Re: RDFON: a new RDF serialization

Garret Wilson wrote:

> I'm very happy for the encouragement from Sandro and Benjamin to push 
> for an RDF 2.0. ;) I have several problems with RDF itself, but many 
> more problems stem from one particular serialization: RDF/XML.
> Let's face it---RDF is getting nowhere near the acceptance it should. 
> Why? RDF/XML has much to blame. It's hard to understand and 
> verbose---not to mention being unable to represent common RDF data 
> easily. I almost got RDF into the Open eBook Publication Structure back 
> in 2001 by simplifying the RDF/XML (see 
> ), but that fell through---RDF still seemed too difficult to understand, 
> and RDF/XML just looks like a mess to the uninitiated.
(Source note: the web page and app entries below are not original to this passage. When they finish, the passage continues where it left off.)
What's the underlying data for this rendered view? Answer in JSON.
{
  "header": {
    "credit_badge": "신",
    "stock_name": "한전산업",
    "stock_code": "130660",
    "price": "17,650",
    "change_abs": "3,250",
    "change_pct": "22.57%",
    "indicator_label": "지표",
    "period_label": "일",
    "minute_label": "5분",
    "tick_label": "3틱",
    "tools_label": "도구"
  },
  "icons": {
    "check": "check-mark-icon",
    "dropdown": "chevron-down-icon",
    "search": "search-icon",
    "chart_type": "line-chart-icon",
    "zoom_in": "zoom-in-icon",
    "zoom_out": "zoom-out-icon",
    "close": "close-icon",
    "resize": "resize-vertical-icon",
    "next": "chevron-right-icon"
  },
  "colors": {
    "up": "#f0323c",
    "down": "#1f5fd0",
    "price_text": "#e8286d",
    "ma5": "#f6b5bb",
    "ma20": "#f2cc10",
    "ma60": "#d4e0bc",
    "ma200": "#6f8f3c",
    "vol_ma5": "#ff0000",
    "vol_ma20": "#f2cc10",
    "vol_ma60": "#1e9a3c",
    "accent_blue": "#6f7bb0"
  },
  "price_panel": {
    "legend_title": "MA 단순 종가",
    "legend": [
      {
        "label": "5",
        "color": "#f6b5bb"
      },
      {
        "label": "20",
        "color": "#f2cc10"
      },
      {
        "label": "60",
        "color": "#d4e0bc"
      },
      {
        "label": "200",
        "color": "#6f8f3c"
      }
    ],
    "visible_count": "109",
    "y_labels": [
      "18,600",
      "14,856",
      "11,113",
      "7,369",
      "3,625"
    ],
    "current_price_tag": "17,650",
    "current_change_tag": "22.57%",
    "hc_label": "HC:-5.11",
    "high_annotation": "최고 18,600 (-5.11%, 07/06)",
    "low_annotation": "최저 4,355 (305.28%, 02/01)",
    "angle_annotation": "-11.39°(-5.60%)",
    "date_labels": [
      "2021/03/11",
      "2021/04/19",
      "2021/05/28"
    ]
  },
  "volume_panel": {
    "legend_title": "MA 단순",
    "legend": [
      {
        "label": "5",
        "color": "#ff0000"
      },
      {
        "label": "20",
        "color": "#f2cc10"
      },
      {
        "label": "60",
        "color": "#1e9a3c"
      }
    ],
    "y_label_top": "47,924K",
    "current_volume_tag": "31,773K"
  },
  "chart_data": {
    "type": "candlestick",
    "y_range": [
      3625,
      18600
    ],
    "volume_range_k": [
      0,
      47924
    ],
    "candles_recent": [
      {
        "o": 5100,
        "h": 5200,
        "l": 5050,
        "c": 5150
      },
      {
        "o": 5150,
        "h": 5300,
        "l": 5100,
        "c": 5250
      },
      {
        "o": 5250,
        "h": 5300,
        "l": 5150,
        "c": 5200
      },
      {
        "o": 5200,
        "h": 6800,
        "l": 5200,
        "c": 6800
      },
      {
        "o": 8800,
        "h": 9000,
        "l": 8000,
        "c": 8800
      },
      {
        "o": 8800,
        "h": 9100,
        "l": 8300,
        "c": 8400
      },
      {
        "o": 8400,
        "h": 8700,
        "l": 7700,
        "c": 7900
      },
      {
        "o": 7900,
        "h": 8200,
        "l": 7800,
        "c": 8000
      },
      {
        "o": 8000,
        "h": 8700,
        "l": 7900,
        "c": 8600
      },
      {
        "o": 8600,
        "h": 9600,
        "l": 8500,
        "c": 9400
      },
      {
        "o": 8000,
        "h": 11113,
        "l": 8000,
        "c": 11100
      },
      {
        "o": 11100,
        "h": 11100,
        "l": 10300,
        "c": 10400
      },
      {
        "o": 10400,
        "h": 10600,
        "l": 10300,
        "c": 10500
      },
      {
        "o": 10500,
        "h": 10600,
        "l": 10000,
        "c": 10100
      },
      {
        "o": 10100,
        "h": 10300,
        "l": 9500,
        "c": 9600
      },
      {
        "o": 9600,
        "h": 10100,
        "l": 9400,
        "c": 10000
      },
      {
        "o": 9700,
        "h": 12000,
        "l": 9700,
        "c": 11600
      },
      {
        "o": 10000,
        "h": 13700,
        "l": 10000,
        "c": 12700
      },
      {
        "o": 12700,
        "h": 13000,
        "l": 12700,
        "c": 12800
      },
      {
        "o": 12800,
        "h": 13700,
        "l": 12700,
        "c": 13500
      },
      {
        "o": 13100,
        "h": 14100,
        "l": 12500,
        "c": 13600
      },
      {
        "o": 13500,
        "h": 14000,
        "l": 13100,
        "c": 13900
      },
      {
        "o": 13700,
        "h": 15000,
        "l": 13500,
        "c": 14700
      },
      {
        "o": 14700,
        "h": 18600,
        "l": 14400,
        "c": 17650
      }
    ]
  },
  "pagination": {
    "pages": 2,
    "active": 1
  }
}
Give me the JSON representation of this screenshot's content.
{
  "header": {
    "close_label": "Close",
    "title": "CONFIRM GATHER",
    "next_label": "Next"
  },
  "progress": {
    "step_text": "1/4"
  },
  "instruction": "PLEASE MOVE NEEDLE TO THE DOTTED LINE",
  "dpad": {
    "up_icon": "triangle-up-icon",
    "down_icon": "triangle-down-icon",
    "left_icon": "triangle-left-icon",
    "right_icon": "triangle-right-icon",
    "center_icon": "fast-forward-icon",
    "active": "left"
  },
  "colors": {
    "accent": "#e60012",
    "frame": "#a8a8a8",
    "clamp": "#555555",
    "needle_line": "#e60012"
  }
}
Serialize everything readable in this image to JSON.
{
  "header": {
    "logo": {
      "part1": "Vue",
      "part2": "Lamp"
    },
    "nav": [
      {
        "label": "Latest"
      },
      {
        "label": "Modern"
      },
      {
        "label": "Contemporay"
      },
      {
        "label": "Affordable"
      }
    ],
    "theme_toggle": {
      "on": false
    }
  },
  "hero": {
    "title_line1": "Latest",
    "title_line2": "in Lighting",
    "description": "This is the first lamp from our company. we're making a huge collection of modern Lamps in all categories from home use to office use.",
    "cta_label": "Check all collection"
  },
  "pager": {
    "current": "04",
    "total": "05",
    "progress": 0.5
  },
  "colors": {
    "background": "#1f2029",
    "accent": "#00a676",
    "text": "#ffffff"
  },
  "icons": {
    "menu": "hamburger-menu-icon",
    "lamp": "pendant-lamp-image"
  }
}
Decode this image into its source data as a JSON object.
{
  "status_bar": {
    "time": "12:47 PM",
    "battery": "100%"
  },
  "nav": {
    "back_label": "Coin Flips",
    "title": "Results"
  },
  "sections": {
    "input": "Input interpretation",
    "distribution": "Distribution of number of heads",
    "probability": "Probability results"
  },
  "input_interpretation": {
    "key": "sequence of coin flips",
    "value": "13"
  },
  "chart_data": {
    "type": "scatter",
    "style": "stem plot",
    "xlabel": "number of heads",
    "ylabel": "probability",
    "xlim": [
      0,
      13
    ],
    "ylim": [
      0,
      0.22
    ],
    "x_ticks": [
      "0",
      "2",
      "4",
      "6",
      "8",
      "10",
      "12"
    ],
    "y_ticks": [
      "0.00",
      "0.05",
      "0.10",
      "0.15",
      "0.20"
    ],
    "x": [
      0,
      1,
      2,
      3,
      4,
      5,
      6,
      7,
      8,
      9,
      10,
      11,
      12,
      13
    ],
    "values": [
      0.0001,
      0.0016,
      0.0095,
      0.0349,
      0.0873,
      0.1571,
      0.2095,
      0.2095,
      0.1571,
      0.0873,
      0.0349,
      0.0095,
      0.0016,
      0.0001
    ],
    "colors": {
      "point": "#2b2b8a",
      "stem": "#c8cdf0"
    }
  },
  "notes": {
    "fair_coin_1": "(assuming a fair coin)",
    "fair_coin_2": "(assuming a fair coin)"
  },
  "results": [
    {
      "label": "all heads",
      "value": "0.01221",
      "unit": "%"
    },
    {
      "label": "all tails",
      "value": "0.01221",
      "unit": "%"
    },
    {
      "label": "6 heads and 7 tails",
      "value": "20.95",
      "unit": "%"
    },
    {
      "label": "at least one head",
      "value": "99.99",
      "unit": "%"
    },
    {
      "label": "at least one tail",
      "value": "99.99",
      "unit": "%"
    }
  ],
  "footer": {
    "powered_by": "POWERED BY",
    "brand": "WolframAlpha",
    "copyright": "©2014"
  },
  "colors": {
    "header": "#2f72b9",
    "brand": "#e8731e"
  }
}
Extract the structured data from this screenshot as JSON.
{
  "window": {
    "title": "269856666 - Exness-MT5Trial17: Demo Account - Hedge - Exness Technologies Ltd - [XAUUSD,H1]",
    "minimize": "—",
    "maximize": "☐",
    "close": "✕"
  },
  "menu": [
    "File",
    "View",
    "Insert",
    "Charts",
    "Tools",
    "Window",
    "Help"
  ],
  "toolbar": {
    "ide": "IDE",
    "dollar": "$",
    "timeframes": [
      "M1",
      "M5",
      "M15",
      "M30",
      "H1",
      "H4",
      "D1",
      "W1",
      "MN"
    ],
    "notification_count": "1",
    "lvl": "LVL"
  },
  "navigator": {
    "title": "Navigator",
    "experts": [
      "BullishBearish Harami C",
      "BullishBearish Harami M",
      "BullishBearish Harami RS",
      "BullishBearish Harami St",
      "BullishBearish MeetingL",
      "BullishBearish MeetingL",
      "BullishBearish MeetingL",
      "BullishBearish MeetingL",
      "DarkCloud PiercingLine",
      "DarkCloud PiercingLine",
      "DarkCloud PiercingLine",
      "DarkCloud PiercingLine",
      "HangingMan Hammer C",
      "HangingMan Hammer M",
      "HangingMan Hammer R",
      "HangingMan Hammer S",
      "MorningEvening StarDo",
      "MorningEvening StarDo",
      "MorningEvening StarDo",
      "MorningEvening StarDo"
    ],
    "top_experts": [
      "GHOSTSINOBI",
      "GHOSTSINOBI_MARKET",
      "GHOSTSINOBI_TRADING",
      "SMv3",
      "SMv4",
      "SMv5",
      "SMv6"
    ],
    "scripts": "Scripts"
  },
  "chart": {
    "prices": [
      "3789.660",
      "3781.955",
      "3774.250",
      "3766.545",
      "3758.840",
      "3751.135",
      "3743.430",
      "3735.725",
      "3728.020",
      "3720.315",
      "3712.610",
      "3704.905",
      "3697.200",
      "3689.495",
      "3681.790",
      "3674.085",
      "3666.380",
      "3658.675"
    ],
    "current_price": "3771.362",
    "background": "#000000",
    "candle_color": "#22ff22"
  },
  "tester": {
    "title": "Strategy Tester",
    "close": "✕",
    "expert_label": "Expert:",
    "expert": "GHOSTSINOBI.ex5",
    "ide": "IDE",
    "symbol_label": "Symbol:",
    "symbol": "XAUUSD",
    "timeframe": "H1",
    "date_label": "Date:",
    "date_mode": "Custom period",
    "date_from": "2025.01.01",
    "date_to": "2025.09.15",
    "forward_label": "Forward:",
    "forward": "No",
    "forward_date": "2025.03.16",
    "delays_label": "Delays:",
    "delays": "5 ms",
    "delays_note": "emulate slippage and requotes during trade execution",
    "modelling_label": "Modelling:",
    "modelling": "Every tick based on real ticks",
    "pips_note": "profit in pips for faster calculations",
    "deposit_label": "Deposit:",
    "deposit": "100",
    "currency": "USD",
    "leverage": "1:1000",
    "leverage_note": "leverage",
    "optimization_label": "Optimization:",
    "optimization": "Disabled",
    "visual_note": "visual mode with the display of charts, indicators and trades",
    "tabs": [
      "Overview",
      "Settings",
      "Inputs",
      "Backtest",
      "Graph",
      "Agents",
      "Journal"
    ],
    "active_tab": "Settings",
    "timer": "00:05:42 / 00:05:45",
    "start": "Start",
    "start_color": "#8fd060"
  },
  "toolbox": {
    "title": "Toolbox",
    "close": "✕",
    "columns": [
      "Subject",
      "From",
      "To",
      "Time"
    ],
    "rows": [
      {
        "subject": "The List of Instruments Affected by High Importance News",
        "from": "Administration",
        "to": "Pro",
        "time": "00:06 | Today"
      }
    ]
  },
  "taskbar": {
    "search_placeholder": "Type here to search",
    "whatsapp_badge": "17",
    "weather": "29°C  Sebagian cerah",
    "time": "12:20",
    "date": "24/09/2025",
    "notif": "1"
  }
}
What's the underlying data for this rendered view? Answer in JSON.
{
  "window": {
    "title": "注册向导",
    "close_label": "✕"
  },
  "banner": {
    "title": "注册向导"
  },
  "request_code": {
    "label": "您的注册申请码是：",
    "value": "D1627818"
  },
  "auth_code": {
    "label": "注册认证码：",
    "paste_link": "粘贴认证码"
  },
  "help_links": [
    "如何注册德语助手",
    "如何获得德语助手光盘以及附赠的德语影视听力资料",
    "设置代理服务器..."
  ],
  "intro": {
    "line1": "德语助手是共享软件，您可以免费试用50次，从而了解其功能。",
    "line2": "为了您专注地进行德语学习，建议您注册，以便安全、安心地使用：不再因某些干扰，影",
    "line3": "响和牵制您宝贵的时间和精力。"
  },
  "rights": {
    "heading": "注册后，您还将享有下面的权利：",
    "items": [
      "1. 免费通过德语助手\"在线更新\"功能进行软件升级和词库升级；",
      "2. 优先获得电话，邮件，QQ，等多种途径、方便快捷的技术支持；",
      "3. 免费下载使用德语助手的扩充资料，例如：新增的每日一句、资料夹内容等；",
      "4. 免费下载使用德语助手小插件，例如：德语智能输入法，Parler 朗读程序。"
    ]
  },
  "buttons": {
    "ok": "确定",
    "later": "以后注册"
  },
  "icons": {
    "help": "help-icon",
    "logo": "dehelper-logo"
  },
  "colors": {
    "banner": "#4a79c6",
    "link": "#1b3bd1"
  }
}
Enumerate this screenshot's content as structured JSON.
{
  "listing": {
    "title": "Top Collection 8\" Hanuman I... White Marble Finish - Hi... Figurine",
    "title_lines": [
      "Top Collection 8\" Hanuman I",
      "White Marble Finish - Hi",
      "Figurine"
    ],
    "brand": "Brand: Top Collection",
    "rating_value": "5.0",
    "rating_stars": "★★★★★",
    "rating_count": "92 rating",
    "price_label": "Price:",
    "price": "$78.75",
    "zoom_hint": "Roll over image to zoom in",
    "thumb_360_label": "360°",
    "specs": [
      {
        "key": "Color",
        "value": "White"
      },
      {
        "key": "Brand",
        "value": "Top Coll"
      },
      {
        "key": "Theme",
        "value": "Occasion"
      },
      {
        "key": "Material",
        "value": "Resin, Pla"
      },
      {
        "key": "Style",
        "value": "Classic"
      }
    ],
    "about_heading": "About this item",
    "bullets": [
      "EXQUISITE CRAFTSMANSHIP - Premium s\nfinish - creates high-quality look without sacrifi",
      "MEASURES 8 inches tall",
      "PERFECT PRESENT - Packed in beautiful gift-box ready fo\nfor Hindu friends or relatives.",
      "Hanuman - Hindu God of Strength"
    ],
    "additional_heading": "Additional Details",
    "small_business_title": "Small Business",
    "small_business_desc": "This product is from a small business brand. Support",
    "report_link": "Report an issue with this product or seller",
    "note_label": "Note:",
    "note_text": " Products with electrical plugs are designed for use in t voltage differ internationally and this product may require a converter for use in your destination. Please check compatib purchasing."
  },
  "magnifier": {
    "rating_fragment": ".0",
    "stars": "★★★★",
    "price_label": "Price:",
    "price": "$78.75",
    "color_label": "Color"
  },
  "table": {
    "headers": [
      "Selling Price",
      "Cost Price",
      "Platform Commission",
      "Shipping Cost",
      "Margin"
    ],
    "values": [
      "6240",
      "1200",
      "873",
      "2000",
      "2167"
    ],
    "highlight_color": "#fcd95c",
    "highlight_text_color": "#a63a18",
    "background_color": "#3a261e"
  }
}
XML was a cool 
> thing a decade ago (especially compared to SGML), and it still is fine 
> for holding unstructured data such as marked-up text (e.g. HTML and 
> Docbook), but it's beginning to get ragged along the edges when holding 
> loosely structured data such as RDF.

I'm not so sure I agree with the syntax-is-the-problem tradition. Surely 
syntax is one issue, but I tend to think it was just as much lack of a) 
well-developed tool infrastructure (since you should be working with 
models, not syntax), and b) a standard query language.

Both of those are being resolved.

> One very active member in the Ajax community has indicated to me 
> personally his disgust for RDF, but when it came down to it, the real 
> problem for him was RDF/XML. 

In my experience, people who complain about the RDF/XML syntax complain 
about XML too. And they often set up XML as a kind of straw man, as if 
JSON, etc. don't have their own (in some cases serious) limitations.

As an alternative data point, the OpenDocument TC just approved a new 
metadata system based on RDF. There was some resistance to this at 
first, but it was actually the engineers who saw the value. "Ah", they 
realized, "we don't have to deal with the DOM anymore; we can think of a 
simple data model." To them, syntax is just syntax.


> Let's look at the same thing in RDFON:
> (
>    rdf:<>,
>    xsd:<>,
>    vcard:<>,
>    foaf:<>,
>    eg:<>
> )
> foaf.Person(<urn:uuid:ca00db92-0f7f-434b-b254-8a6afcf57907>)
> {
>        {
>            vcard.givenName:"Mary Jane",
>            vcard.familyName:["Smith", "Van Buren"]
>        },
>    vcard.bday:@1980-01-01,
>    eg.married:true,
>    eg.childCount:123,
>    eg.custom:eg.datatype("value")
> }
> Isn't that beautiful?

Um ... sure, but what's wrong with N3 or turtle that requires yet 
another slightly different syntax?

Your example here is no more simple or elegant, and arguably suffers 
from conforming to JSON:

<urn:uuid:ca00db92-0f7f-434b-b254-8a6afcf57907> a foaf:Person ;
     vcard:name [
         a vcard:Name ;
         vcard:givenName "Mary Jane" ;
         vcard.familyName ("Smith" "Van Buren")
      ] ;
     vcard:bday "1980-01-01"^^xsd:date ;
     eg.married "true"^^xsd:boolean ;
     eg.childCount "123" .

Isn't there a JS-based RDF parser that can handle N3?

> Just so you know, I used a few RDFON shortcuts for xsd:date, 
> xsd:boolean, and xsd:integer. Those could have been the equivalent full 
> form:
>    eg.married:xsd.boolean("true"),
>    eg.childCount:xsd:integer("123"),
> In my opinion, RDFON is a huge achievement. This could bring great 
> simplicity to RDF serialization and aid understanding by the masses. And 
> the Ajax community should jump on board, as it solves a few JSON 
> problems (see ) while 
> bringing a whole lot of benefits. Maybe we could get it into ECMAScript. 
> Basically, it's about the simplest thing you can get for RDF serialization.

Again, I think you misdiagnose the issue. The "Ajax community" don't 
ignore RDF because of the syntax. They ignore it because a) they think 
it's not needed to solve their problems (overkill), and b) lack of tool 
support. The microformats community (well, a few people who run it) 
won't even consider using namespaces, for example.


Received on Thursday, 26 July 2007 21:43:46 UTC